Power going out for a few hours proves to be not much more than an inconvenience. But when power goes out for long periods, it can be dangerous—especially in below freezing winter temperatures.
Ready for a Generator?
If you’ve decided you want a generator, your next decision is which type.
A standby or stationary generator system is permanently installed, meant to come on and off automatically when an outage occurs or ends. It normally connects to and gets its power from a large propane tank or natural gas. Such a generator can be sized to power your entire home.
A portable system is less expensive, but usually only provides enough power for basic necessities.
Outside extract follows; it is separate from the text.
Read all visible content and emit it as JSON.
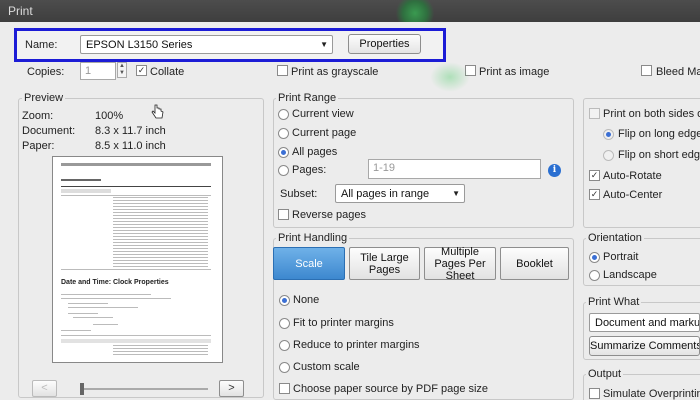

While less expensive to buy, a portable generator can be pricey to operate, with some using up to 20 gallons of gasoline per day if run continuously.
The Most Important Feature: Safety
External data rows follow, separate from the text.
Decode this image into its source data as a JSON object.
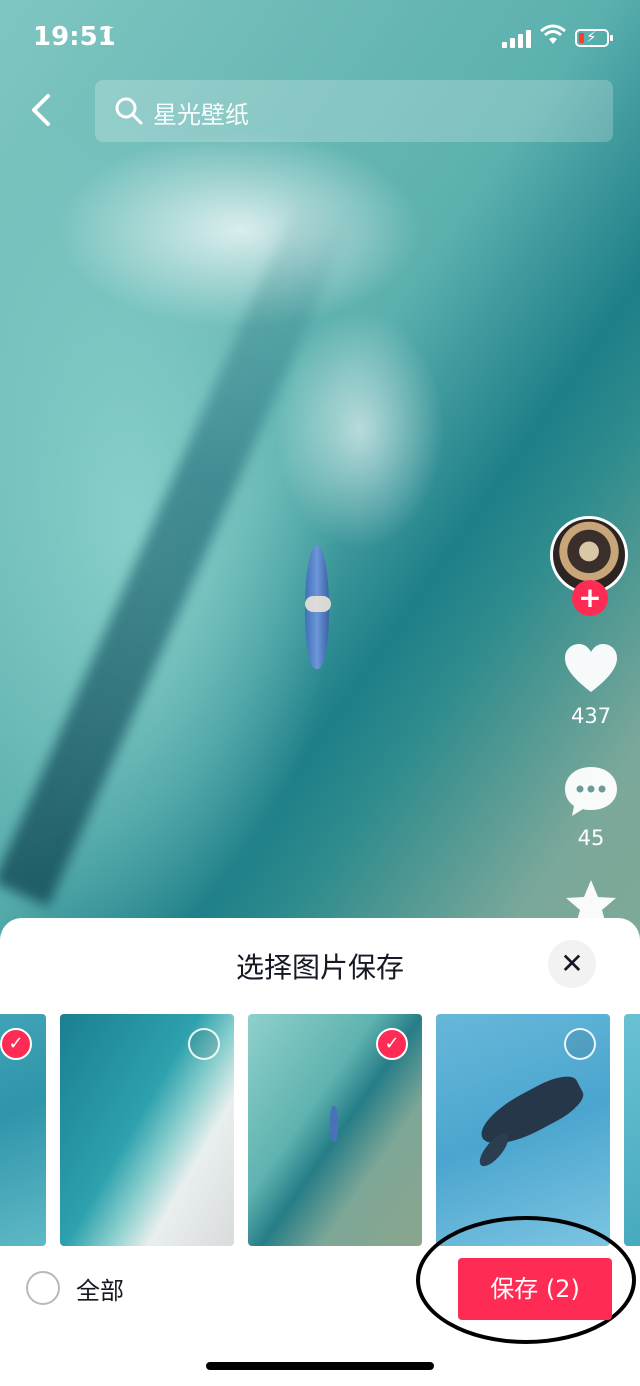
{
  "status_bar": {
    "time": "19:51"
  },
  "search": {
    "query": "星光壁纸"
  },
  "actions": {
    "like_count": "437",
    "comment_count": "45"
  },
  "sheet": {
    "title": "选择图片保存",
    "select_all_label": "全部",
    "save_label": "保存 (2)",
    "thumbnails": [
      {
        "name": "thumb-partial-left",
        "selected": true
      },
      {
        "name": "thumb-beach-waves",
        "selected": false
      },
      {
        "name": "thumb-surfer-channel",
        "selected": true
      },
      {
        "name": "thumb-whale",
        "selected": false
      },
      {
        "name": "thumb-partial-right",
        "selected": false
      }
    ]
  },
  "colors": {
    "accent": "#fe2c55",
    "sheet_background": "#ffffff",
    "text_primary": "#161823"
  },
  "icons": [
    "back-icon",
    "search-icon",
    "heart-icon",
    "comment-icon",
    "star-icon",
    "close-icon",
    "check-icon",
    "plus-icon",
    "moon-icon",
    "wifi-icon",
    "battery-icon",
    "signal-icon"
  ]
}
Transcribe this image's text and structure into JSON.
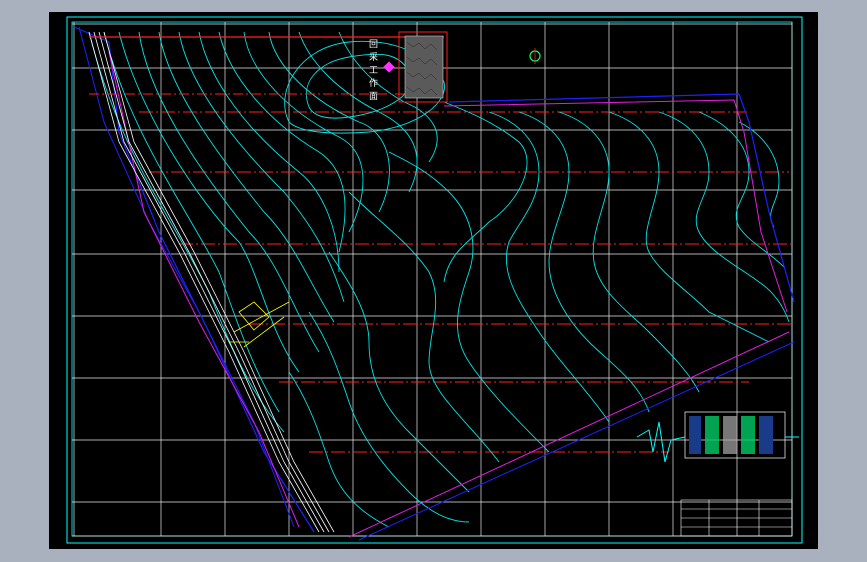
{
  "facility": {
    "label_chars": [
      "回",
      "采",
      "工",
      "作",
      "面"
    ]
  },
  "title_block": {
    "drawing_title": ""
  },
  "colors": {
    "background": "#000000",
    "viewport": "#a9b1bf",
    "frame": "#00ffff",
    "grid": "#ffffff",
    "contour": "#00e5e5",
    "boundary_blue": "#2020ff",
    "boundary_magenta": "#e01ee0",
    "roadway_red": "#ff2020",
    "highlight_yellow": "#ffff00",
    "marker_green": "#00ff66"
  },
  "icons": {
    "survey_point": "magenta-diamond",
    "north_marker": "green-circle-cross"
  }
}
Whether a stationary or portable generator becomes your choice, always keep safety in mind—for you and your family, and for our lineworkers.
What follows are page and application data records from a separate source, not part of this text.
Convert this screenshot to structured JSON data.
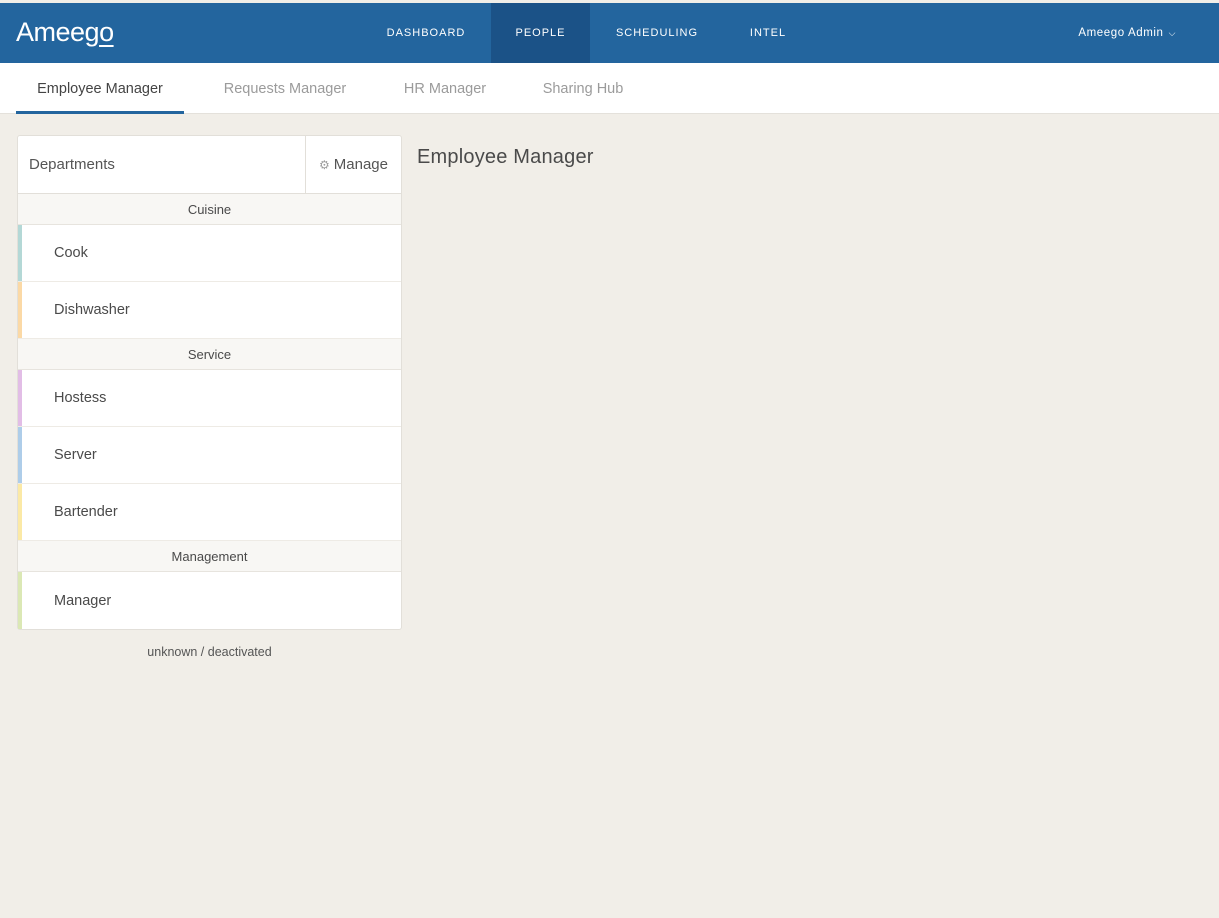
{
  "app": {
    "logo_text": "Ameeg",
    "logo_tail": "o"
  },
  "nav": {
    "items": [
      {
        "label": "DASHBOARD"
      },
      {
        "label": "PEOPLE",
        "active": true
      },
      {
        "label": "SCHEDULING"
      },
      {
        "label": "INTEL"
      }
    ],
    "user": {
      "label": "Ameego Admin",
      "icon": "chevron-down-icon"
    }
  },
  "subnav": {
    "tabs": [
      {
        "label": "Employee Manager",
        "active": true
      },
      {
        "label": "Requests Manager"
      },
      {
        "label": "HR Manager"
      },
      {
        "label": "Sharing Hub"
      }
    ]
  },
  "departments": {
    "title": "Departments",
    "manage_label": "Manage",
    "manage_icon": "gear-icon",
    "groups": [
      {
        "name": "Cuisine",
        "roles": [
          {
            "label": "Cook",
            "color": "#b4d8d6"
          },
          {
            "label": "Dishwasher",
            "color": "#fbd9a6"
          }
        ]
      },
      {
        "name": "Service",
        "roles": [
          {
            "label": "Hostess",
            "color": "#e2bde6"
          },
          {
            "label": "Server",
            "color": "#aecde9"
          },
          {
            "label": "Bartender",
            "color": "#fbe9a6"
          }
        ]
      },
      {
        "name": "Management",
        "roles": [
          {
            "label": "Manager",
            "color": "#dbe8b5"
          }
        ]
      }
    ],
    "footer": "unknown / deactivated"
  },
  "main": {
    "title": "Employee Manager"
  },
  "colors": {
    "topbar": "#23659e",
    "topbar_active": "#1b5287",
    "background": "#f1eee8"
  }
}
If you don’t connect and operate a portable generator properly, for example, it can lead to:
- Damage to home appliances and electronics
- Deadly carbon monoxide poisoning
- Shock and electrocution
You need a licensed electrician to connect a portable generator to your home wiring by installing a transfer switch. Since power from the generator can flow back into the power lines without a transfer switch, it can endanger the lives of lineworkers working on lines. Also, without a transfer switch, you could experience serious electrical damage due to power from the generator and Great Lakes Energy lines flowing into your home at the same time.
Find additional information on generators and generator safety on our website and in a Residential Generator Information guide published there. You can also visit esfi.org for more information on generators from the Electrical Safety Foundation International (ESFI).